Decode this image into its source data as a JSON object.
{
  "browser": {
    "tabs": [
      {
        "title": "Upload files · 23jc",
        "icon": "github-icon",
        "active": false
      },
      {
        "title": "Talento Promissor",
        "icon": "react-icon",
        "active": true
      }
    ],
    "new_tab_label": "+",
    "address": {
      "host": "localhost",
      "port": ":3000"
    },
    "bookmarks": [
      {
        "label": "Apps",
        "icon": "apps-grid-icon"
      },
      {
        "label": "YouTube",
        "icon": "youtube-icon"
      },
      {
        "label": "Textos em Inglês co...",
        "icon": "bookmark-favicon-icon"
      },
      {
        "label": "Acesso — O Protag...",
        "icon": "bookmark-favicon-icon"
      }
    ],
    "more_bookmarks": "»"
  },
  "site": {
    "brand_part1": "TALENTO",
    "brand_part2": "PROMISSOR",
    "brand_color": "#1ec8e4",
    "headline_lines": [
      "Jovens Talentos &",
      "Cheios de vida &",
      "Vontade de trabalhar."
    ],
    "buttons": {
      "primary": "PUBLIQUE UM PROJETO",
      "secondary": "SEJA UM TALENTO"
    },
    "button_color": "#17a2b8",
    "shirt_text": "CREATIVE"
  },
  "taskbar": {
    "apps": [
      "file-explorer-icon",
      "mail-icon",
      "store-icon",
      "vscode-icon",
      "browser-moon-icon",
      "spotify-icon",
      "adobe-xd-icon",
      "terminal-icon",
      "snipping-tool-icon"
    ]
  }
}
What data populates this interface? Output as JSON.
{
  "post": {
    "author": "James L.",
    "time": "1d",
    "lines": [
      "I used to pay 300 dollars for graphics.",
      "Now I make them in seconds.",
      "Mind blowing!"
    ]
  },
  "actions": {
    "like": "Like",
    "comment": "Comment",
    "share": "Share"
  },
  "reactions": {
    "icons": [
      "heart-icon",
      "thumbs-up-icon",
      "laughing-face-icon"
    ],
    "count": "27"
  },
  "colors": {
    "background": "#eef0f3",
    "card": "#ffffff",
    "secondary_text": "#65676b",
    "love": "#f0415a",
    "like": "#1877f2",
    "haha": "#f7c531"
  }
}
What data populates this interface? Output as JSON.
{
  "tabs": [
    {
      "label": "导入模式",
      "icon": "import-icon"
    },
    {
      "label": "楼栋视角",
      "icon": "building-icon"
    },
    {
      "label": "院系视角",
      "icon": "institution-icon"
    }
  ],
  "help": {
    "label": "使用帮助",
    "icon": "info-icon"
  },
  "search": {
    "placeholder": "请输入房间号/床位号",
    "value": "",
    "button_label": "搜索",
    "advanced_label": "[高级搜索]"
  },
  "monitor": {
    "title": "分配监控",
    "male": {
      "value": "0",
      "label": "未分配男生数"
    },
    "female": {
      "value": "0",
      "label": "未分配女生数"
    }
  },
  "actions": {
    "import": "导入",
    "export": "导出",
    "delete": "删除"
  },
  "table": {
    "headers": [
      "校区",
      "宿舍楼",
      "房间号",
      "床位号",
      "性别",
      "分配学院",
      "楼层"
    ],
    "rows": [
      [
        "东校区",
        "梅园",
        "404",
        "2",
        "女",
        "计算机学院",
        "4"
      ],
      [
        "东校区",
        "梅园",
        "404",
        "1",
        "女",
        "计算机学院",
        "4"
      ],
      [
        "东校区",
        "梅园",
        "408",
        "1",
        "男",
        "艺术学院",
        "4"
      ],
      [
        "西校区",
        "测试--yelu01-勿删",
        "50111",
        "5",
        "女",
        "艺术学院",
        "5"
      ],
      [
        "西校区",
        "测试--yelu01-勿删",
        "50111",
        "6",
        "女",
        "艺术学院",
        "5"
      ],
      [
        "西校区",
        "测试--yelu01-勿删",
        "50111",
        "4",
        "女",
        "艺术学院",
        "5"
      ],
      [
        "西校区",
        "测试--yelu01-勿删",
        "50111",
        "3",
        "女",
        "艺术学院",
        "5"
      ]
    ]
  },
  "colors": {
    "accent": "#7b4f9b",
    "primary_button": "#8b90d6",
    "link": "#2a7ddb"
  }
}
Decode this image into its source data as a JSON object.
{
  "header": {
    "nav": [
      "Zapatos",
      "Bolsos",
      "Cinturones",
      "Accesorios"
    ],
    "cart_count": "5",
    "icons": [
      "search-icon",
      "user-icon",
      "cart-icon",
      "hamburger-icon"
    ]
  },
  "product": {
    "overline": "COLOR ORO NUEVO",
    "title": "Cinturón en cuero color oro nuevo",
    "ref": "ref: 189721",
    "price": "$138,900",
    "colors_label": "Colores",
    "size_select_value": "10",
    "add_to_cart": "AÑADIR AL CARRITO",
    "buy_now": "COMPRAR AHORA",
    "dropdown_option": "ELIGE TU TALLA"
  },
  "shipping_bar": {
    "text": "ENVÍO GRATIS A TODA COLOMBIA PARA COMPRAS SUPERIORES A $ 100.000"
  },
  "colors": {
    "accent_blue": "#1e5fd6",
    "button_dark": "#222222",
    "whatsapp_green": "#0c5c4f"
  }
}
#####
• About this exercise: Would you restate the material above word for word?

• Task response:
Decode this image into its source data as a JSON object.
{
  "browser": {
    "tabs": [
      {
        "title": "Upload files · 23jc",
        "icon": "github-icon",
        "active": false
      },
      {
        "title": "Talento Promissor",
        "icon": "react-icon",
        "active": true
      }
    ],
    "new_tab_label": "+",
    "address": {
      "host": "localhost",
      "port": ":3000"
    },
    "bookmarks": [
      {
        "label": "Apps",
        "icon": "apps-grid-icon"
      },
      {
        "label": "YouTube",
        "icon": "youtube-icon"
      },
      {
        "label": "Textos em Inglês co...",
        "icon": "bookmark-favicon-icon"
      },
      {
        "label": "Acesso — O Protag...",
        "icon": "bookmark-favicon-icon"
      }
    ],
    "more_bookmarks": "»"
  },
  "site": {
    "brand_part1": "TALENTO",
    "brand_part2": "PROMISSOR",
    "brand_color": "#1ec8e4",
    "headline_lines": [
      "Jovens Talentos &",
      "Cheios de vida &",
      "Vontade de trabalhar."
    ],
    "buttons": {
      "primary": "PUBLIQUE UM PROJETO",
      "secondary": "SEJA UM TALENTO"
    },
    "button_color": "#17a2b8",
    "shirt_text": "CREATIVE"
  },
  "taskbar": {
    "apps": [
      "file-explorer-icon",
      "mail-icon",
      "store-icon",
      "vscode-icon",
      "browser-moon-icon",
      "spotify-icon",
      "adobe-xd-icon",
      "terminal-icon",
      "snipping-tool-icon"
    ]
  }
}
What data populates this interface? Output as JSON.
{
  "post": {
    "author": "James L.",
    "time": "1d",
    "lines": [
      "I used to pay 300 dollars for graphics.",
      "Now I make them in seconds.",
      "Mind blowing!"
    ]
  },
  "actions": {
    "like": "Like",
    "comment": "Comment",
    "share": "Share"
  },
  "reactions": {
    "icons": [
      "heart-icon",
      "thumbs-up-icon",
      "laughing-face-icon"
    ],
    "count": "27"
  },
  "colors": {
    "background": "#eef0f3",
    "card": "#ffffff",
    "secondary_text": "#65676b",
    "love": "#f0415a",
    "like": "#1877f2",
    "haha": "#f7c531"
  }
}
What data populates this interface? Output as JSON.
{
  "tabs": [
    {
      "label": "导入模式",
      "icon": "import-icon"
    },
    {
      "label": "楼栋视角",
      "icon": "building-icon"
    },
    {
      "label": "院系视角",
      "icon": "institution-icon"
    }
  ],
  "help": {
    "label": "使用帮助",
    "icon": "info-icon"
  },
  "search": {
    "placeholder": "请输入房间号/床位号",
    "value": "",
    "button_label": "搜索",
    "advanced_label": "[高级搜索]"
  },
  "monitor": {
    "title": "分配监控",
    "male": {
      "value": "0",
      "label": "未分配男生数"
    },
    "female": {
      "value": "0",
      "label": "未分配女生数"
    }
  },
  "actions": {
    "import": "导入",
    "export": "导出",
    "delete": "删除"
  },
  "table": {
    "headers": [
      "校区",
      "宿舍楼",
      "房间号",
      "床位号",
      "性别",
      "分配学院",
      "楼层"
    ],
    "rows": [
      [
        "东校区",
        "梅园",
        "404",
        "2",
        "女",
        "计算机学院",
        "4"
      ],
      [
        "东校区",
        "梅园",
        "404",
        "1",
        "女",
        "计算机学院",
        "4"
      ],
      [
        "东校区",
        "梅园",
        "408",
        "1",
        "男",
        "艺术学院",
        "4"
      ],
      [
        "西校区",
        "测试--yelu01-勿删",
        "50111",
        "5",
        "女",
        "艺术学院",
        "5"
      ],
      [
        "西校区",
        "测试--yelu01-勿删",
        "50111",
        "6",
        "女",
        "艺术学院",
        "5"
      ],
      [
        "西校区",
        "测试--yelu01-勿删",
        "50111",
        "4",
        "女",
        "艺术学院",
        "5"
      ],
      [
        "西校区",
        "测试--yelu01-勿删",
        "50111",
        "3",
        "女",
        "艺术学院",
        "5"
      ]
    ]
  },
  "colors": {
    "accent": "#7b4f9b",
    "primary_button": "#8b90d6",
    "link": "#2a7ddb"
  }
}
Decode this image into its source data as a JSON object.
{
  "header": {
    "nav": [
      "Zapatos",
      "Bolsos",
      "Cinturones",
      "Accesorios"
    ],
    "cart_count": "5",
    "icons": [
      "search-icon",
      "user-icon",
      "cart-icon",
      "hamburger-icon"
    ]
  },
  "product": {
    "overline": "COLOR ORO NUEVO",
    "title": "Cinturón en cuero color oro nuevo",
    "ref": "ref: 189721",
    "price": "$138,900",
    "colors_label": "Colores",
    "size_select_value": "10",
    "add_to_cart": "AÑADIR AL CARRITO",
    "buy_now": "COMPRAR AHORA",
    "dropdown_option": "ELIGE TU TALLA"
  },
  "shipping_bar": {
    "text": "ENVÍO GRATIS A TODA COLOMBIA PARA COMPRAS SUPERIORES A $ 100.000"
  },
  "colors": {
    "accent_blue": "#1e5fd6",
    "button_dark": "#222222",
    "whatsapp_green": "#0c5c4f"
  }
}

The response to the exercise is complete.